* Required work
The string "name" may appear in lines of the entries below. Report how many lines hold it, with only the number.

* Website and app data records
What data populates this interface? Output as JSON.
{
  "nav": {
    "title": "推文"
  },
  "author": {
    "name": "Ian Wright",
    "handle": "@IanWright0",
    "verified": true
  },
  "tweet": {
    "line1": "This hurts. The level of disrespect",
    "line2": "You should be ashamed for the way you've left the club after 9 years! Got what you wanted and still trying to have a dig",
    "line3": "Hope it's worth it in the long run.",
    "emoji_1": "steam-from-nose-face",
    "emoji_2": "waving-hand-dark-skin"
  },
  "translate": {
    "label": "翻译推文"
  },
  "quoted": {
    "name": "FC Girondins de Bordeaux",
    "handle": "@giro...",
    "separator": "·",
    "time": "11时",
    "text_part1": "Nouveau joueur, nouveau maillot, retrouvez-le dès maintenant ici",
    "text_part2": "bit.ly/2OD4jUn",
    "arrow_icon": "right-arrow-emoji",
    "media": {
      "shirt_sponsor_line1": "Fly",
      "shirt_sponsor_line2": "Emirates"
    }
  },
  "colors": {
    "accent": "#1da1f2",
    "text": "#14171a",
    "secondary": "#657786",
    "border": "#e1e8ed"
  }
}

* Answer section
2